Along with all the work they are doing  to take care of themselves, their belongings and the things that they use; they are very aware of their bodies and needs and doing great work practicing to verbalize everything. We have lots of conversations about their bodies and what they need, especially in the bathroom: Child “I don’t need to pee.” Me “I hear you don’t need to pee, I just want you to sit on the toilet and give your body time. If no pee comes that’s ok.” Child “I tried, and I had pee!” or “I tried and there was no pee.” Me “You did have pee!” Or “You knew your body didn’t have pee, thanks for trying.” Lately I have been noticing a lot of times when children want to play together to do jumps, or dance or work on a puzzle and other times when they feel strong about having space and doing their work independently. During these times some conflicts may arise and I simple sportscast what I am seeing or noticing or suggest what children can tell their peers that they need. Child “You wanna jump with me?” Peer “Yeah!” or “No!” Me “You wanted them to jump with you, and it works!” or “You really wanted someone to jump with, sounds like they’re not available. You can do jumps by yourself or you can check with __ to see if they are available.” Then on the other side of the spectrum… Child shouts, “NO! This is my work.” Me “That is such a clear message. That puzzle is their work and they want to do it by themselves right now.” Often, I will suggest that they move or ask for space if they feel the other child is too close to their work.
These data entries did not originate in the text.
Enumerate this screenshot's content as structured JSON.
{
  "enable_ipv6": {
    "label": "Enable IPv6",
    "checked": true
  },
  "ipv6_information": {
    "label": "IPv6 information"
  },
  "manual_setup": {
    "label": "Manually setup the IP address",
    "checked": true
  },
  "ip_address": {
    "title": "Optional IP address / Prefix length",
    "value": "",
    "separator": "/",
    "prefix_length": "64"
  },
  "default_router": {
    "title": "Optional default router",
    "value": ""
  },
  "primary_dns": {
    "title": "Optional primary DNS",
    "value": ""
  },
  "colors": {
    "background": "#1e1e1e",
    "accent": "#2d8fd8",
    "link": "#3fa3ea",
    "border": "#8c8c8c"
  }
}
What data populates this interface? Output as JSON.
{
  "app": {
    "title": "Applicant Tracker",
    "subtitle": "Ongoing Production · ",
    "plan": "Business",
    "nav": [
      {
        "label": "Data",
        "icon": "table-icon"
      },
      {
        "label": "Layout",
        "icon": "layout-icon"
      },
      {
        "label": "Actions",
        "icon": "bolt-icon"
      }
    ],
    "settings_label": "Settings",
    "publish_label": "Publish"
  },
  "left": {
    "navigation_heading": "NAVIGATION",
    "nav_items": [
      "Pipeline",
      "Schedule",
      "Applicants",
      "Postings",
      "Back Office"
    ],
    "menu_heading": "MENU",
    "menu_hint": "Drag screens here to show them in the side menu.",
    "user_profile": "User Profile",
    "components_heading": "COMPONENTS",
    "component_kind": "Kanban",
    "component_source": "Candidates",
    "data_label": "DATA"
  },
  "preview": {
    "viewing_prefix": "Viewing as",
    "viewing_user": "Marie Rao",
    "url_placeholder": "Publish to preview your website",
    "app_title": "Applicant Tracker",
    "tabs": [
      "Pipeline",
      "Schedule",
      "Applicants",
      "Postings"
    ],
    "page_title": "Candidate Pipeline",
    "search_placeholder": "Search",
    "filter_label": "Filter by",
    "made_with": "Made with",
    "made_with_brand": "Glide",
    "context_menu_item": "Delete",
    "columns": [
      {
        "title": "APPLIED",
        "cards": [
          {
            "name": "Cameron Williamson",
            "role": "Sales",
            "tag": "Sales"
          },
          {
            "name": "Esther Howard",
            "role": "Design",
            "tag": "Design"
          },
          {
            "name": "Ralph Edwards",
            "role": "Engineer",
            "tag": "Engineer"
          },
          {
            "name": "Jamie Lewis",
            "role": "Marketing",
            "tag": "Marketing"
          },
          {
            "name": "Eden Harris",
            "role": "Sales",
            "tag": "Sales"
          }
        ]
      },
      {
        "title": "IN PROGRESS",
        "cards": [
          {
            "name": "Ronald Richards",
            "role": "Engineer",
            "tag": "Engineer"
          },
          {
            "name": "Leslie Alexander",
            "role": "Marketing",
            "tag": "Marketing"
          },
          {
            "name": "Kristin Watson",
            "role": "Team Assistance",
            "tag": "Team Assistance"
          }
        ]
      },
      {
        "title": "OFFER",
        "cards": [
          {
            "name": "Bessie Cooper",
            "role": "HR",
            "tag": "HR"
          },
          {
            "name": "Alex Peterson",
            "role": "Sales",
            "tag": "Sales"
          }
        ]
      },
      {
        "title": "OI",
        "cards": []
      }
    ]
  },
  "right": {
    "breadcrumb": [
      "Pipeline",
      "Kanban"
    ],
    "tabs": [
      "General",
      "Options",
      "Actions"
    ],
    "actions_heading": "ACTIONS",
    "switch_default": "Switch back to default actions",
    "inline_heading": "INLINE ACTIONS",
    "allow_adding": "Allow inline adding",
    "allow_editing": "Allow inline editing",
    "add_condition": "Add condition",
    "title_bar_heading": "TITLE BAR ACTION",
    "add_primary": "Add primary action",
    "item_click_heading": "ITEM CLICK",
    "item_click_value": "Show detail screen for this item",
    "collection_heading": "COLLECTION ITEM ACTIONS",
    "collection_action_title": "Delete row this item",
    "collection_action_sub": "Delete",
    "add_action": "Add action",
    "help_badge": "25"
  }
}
Frequently these days I notice a lot of back and forth… Some days it works for them to be chased on bikes, they even go as far as to ask their peer to chase them. Other times they feel strongly about riding solo and let their peers know it does not work to follow them. This same frame of mind can be applied to almost all of their play. Being a toddler is tricky. They are still very much so in the “Mine” phase but also creating games and wanting to find ways to play with their peers. They are also still figuring out all their big feelings and working through and identifying new emotions. They have come so far in verbalizing their feelings and expressing their needs and I can’t wait to see where they are off to next.